Goodrich's love for the game began as a child, when she would watch her mother, Fayth Lewis, play. ''My mom, when they were in the Air Force, they had a team, so we were always around it,'' she said. Her parents would also be her biggest influences, supporting her and taking her and her siblings to games.

Eventually, the early exposure to basketball translated into winning seasons with Sequoyah, where Goodrich said that their success as a team is based on being familiar with each other as players.

''Some of us played with each other since we were little,'' she said. ''We know how the other one plays.''

When not playing basketball during the regular season, Goodrich plays fast-pitch softball and AAU summer league basketball.

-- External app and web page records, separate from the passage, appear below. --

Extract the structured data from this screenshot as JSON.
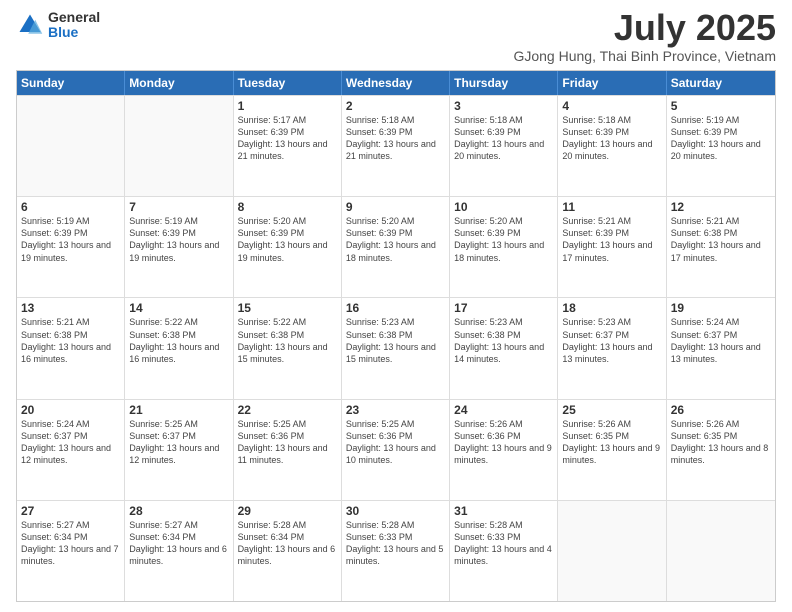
{
  "logo": {
    "general": "General",
    "blue": "Blue"
  },
  "title": {
    "month_year": "July 2025",
    "location": "GJong Hung, Thai Binh Province, Vietnam"
  },
  "header_days": [
    "Sunday",
    "Monday",
    "Tuesday",
    "Wednesday",
    "Thursday",
    "Friday",
    "Saturday"
  ],
  "weeks": [
    [
      {
        "day": "",
        "empty": true
      },
      {
        "day": "",
        "empty": true
      },
      {
        "day": "1",
        "sunrise": "5:17 AM",
        "sunset": "6:39 PM",
        "daylight": "13 hours and 21 minutes."
      },
      {
        "day": "2",
        "sunrise": "5:18 AM",
        "sunset": "6:39 PM",
        "daylight": "13 hours and 21 minutes."
      },
      {
        "day": "3",
        "sunrise": "5:18 AM",
        "sunset": "6:39 PM",
        "daylight": "13 hours and 20 minutes."
      },
      {
        "day": "4",
        "sunrise": "5:18 AM",
        "sunset": "6:39 PM",
        "daylight": "13 hours and 20 minutes."
      },
      {
        "day": "5",
        "sunrise": "5:19 AM",
        "sunset": "6:39 PM",
        "daylight": "13 hours and 20 minutes."
      }
    ],
    [
      {
        "day": "6",
        "sunrise": "5:19 AM",
        "sunset": "6:39 PM",
        "daylight": "13 hours and 19 minutes."
      },
      {
        "day": "7",
        "sunrise": "5:19 AM",
        "sunset": "6:39 PM",
        "daylight": "13 hours and 19 minutes."
      },
      {
        "day": "8",
        "sunrise": "5:20 AM",
        "sunset": "6:39 PM",
        "daylight": "13 hours and 19 minutes."
      },
      {
        "day": "9",
        "sunrise": "5:20 AM",
        "sunset": "6:39 PM",
        "daylight": "13 hours and 18 minutes."
      },
      {
        "day": "10",
        "sunrise": "5:20 AM",
        "sunset": "6:39 PM",
        "daylight": "13 hours and 18 minutes."
      },
      {
        "day": "11",
        "sunrise": "5:21 AM",
        "sunset": "6:39 PM",
        "daylight": "13 hours and 17 minutes."
      },
      {
        "day": "12",
        "sunrise": "5:21 AM",
        "sunset": "6:38 PM",
        "daylight": "13 hours and 17 minutes."
      }
    ],
    [
      {
        "day": "13",
        "sunrise": "5:21 AM",
        "sunset": "6:38 PM",
        "daylight": "13 hours and 16 minutes."
      },
      {
        "day": "14",
        "sunrise": "5:22 AM",
        "sunset": "6:38 PM",
        "daylight": "13 hours and 16 minutes."
      },
      {
        "day": "15",
        "sunrise": "5:22 AM",
        "sunset": "6:38 PM",
        "daylight": "13 hours and 15 minutes."
      },
      {
        "day": "16",
        "sunrise": "5:23 AM",
        "sunset": "6:38 PM",
        "daylight": "13 hours and 15 minutes."
      },
      {
        "day": "17",
        "sunrise": "5:23 AM",
        "sunset": "6:38 PM",
        "daylight": "13 hours and 14 minutes."
      },
      {
        "day": "18",
        "sunrise": "5:23 AM",
        "sunset": "6:37 PM",
        "daylight": "13 hours and 13 minutes."
      },
      {
        "day": "19",
        "sunrise": "5:24 AM",
        "sunset": "6:37 PM",
        "daylight": "13 hours and 13 minutes."
      }
    ],
    [
      {
        "day": "20",
        "sunrise": "5:24 AM",
        "sunset": "6:37 PM",
        "daylight": "13 hours and 12 minutes."
      },
      {
        "day": "21",
        "sunrise": "5:25 AM",
        "sunset": "6:37 PM",
        "daylight": "13 hours and 12 minutes."
      },
      {
        "day": "22",
        "sunrise": "5:25 AM",
        "sunset": "6:36 PM",
        "daylight": "13 hours and 11 minutes."
      },
      {
        "day": "23",
        "sunrise": "5:25 AM",
        "sunset": "6:36 PM",
        "daylight": "13 hours and 10 minutes."
      },
      {
        "day": "24",
        "sunrise": "5:26 AM",
        "sunset": "6:36 PM",
        "daylight": "13 hours and 9 minutes."
      },
      {
        "day": "25",
        "sunrise": "5:26 AM",
        "sunset": "6:35 PM",
        "daylight": "13 hours and 9 minutes."
      },
      {
        "day": "26",
        "sunrise": "5:26 AM",
        "sunset": "6:35 PM",
        "daylight": "13 hours and 8 minutes."
      }
    ],
    [
      {
        "day": "27",
        "sunrise": "5:27 AM",
        "sunset": "6:34 PM",
        "daylight": "13 hours and 7 minutes."
      },
      {
        "day": "28",
        "sunrise": "5:27 AM",
        "sunset": "6:34 PM",
        "daylight": "13 hours and 6 minutes."
      },
      {
        "day": "29",
        "sunrise": "5:28 AM",
        "sunset": "6:34 PM",
        "daylight": "13 hours and 6 minutes."
      },
      {
        "day": "30",
        "sunrise": "5:28 AM",
        "sunset": "6:33 PM",
        "daylight": "13 hours and 5 minutes."
      },
      {
        "day": "31",
        "sunrise": "5:28 AM",
        "sunset": "6:33 PM",
        "daylight": "13 hours and 4 minutes."
      },
      {
        "day": "",
        "empty": true
      },
      {
        "day": "",
        "empty": true
      }
    ]
  ]
}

It was during one of these summer leagues that KU women's basketball coach Bonnie Henrickson first noticed Goodrich.

''First time I got to see Angel play, she was a ninth-grader in summer ball,'' said Henrickson. ''I'd heard about her, and I had a chance to see her with her AAU team and just was absolutely impressed by how easy she made the game for everybody. Her ability to pass the basketball and set people up for layups was very impressive in the ninth grade, and it just kept getting better and better as she grew into an older, wiser player.''

Goodrich has the potential to make an immediate impact for the Jayhawks at the point guard position next season similar to the way that Jenna Plumley, Otoe-Missouria from Red Rock, did as a freshman point guard for the University of Oklahoma Sooners last season.

''Her role will be to play at the point,'' Henrickson said about Goodrich's potential. ''Her role will be like it has been for her summer team and her high school team - quite honestly, to lead us to championships. She'll have an opportunity at the point to have an immediate impact with how she plays. Her style fits our style, exactly how we want to play: push and run and create scoring opportunities for herself and for her teammates. I think her poise and composure and her calming effect on the floor will be important for us. Even as a freshman, I think she can still do that.''

In addition to her playing ability, Henrickson said that she is also impressed with the effect that Goodrich already has on current teammates during her unofficial visits, where her calm demeanor is a reflection of how she is both on and off the court.

''She has a quiet competence about her,'' said Henrickson. ''I think she brings calmness and competence to other people on the court, but I think she has that off the court. I see her as a teammate they'll be able to trust and be able to confide in.''

In the meantime, Goodrich still has her senior year of high school to complete, as well as a run for a fourth state championship in the 3A division. When not on the court, she said that her favorite subject is math, and that she is considering being a physical trainer after finishing college. Goodrich's message to other Native youth is to ''never give up, and work hard.''